(See Reference 6 for more about the application of alternative distribution functions. See http://www.itl.nist.gov/div898/handbook/main.html for more about skewness. There are other formal statistical tests for normality that are not included in this worksheet. For example, see Reference 8, http://www.analyse-it.com/anderson-darling-normality-test_y.htm or the link just mentioned above. Also, note that records with a large number of data points are likely to fail a formal test for normality or lognormality.)

9) The worksheet calculates the probability (expressed in %) that the Threshold(s) specified in step 7 will be exceeded if conditions (and hence the Counts' distribution) remain unchanged.

*** Note that the probability results DO NOT INDICATE WHEN a Count exceeding a Threshold will occur! ***

Peleg, M. and Horowitz, J. 2000. On estimating the probability of aperiodic outbursts of microbial populations from their fluctuating counts. Bulletin Mathematical. Biology 62:17-35.

Peleg, M., Nussinovitch, A. and Horowitz, J. 2000. Interpretation and extraction of useful information from irregular fluctuating industrial microbial counts. J. Food Science 65:740-747.

Nussinovitch, A. and Peleg, M. 2000. Analysis of the fluctuating patterns of microbial counts in frozen industrial food products. Food Research International 33:53-62.

Nussinovitch, A., Curasso, Y. and Peleg, M. 2000. Analysis of the fluctuating microbial counts in commercial raw milk - A case study. J. Food Protection 63:1240-1247.

Horowitz, J., Normand, M.D. and Peleg, M. 1999. On modeling the irregular fluctuations in microbial counts. Critical Reviews Food Science Nutrition 39(6):503-517.

Corradini, M.G., Normand, M.D., Nussinovitch A., Horowitz, J. and Peleg, M. 2001. Estimating the frequency of high microbial counts in industrial food products using various distribution functions. J. Food Prot. 65(3):674-681.

Sturges, H. 1926. The Choice of a Class Interval, Journal of the American Statistical Association 21:65-66. (Thanks to Walter A. Rosenkrantz)

Rosenkrantz, W.A. 2000. Confidence bands for quantile functions: A parametric and graphic alternative for testing goodness of fit. The American Statistician 54(3):185-190.

Model by:Micha Peleg Tel: 413-545-5852 Professor Fax: 413-545-1262 E-mail: micha.peleg@foodsci.umass.edu

Worksheet by:Mark D. Normand Tel: 413-545-2365 EDP Programmer II Fax: 413-545-1262 E-mail: mnormand@foodsci.umass.edu

Both located at:Department of Food Science Chenoweth Laboratory University of Massachusetts Amherst, MA 01003-1410

http://people.umass.edu/aew2000/MicCountProb/microbecounts.html

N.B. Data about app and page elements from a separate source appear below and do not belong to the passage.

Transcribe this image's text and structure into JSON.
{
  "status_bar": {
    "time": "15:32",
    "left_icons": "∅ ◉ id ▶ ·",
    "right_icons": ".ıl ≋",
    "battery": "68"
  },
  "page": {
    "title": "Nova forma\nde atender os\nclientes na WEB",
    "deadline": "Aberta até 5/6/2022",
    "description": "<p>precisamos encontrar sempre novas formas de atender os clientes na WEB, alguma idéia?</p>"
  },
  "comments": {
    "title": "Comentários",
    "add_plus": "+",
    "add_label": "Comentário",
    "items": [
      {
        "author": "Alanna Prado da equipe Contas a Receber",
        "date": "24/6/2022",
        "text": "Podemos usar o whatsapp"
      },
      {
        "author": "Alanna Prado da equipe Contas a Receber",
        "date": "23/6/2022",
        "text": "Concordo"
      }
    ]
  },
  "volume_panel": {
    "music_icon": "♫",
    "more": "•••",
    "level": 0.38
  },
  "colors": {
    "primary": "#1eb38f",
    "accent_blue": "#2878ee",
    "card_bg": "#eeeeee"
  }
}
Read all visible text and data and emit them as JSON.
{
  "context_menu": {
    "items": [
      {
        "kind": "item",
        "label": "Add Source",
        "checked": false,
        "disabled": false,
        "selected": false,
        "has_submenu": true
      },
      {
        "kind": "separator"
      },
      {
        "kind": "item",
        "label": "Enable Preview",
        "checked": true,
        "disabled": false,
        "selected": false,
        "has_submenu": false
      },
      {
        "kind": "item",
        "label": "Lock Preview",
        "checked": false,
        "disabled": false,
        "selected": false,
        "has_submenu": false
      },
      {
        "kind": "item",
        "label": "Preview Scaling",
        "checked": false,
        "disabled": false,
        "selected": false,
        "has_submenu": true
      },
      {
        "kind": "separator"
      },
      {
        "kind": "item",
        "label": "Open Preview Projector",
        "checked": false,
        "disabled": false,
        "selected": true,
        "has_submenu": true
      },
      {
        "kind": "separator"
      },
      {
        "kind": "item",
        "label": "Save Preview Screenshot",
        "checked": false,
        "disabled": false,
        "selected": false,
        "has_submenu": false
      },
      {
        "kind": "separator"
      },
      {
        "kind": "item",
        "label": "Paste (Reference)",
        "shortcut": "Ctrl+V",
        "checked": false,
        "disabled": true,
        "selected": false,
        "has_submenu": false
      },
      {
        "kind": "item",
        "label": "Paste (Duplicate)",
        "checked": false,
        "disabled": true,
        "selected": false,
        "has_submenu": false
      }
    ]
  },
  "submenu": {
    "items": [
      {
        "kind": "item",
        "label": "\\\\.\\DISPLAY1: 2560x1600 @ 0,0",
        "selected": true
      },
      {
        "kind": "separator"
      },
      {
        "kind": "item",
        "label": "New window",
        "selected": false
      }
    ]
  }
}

The research on which this worksheet is based was supported by the USDA NRI (Food Safety) Program. The authors express their gratitude to the USDA for its support and to Prof. Walter A. Rosenkrantz for his helpful technical assistance.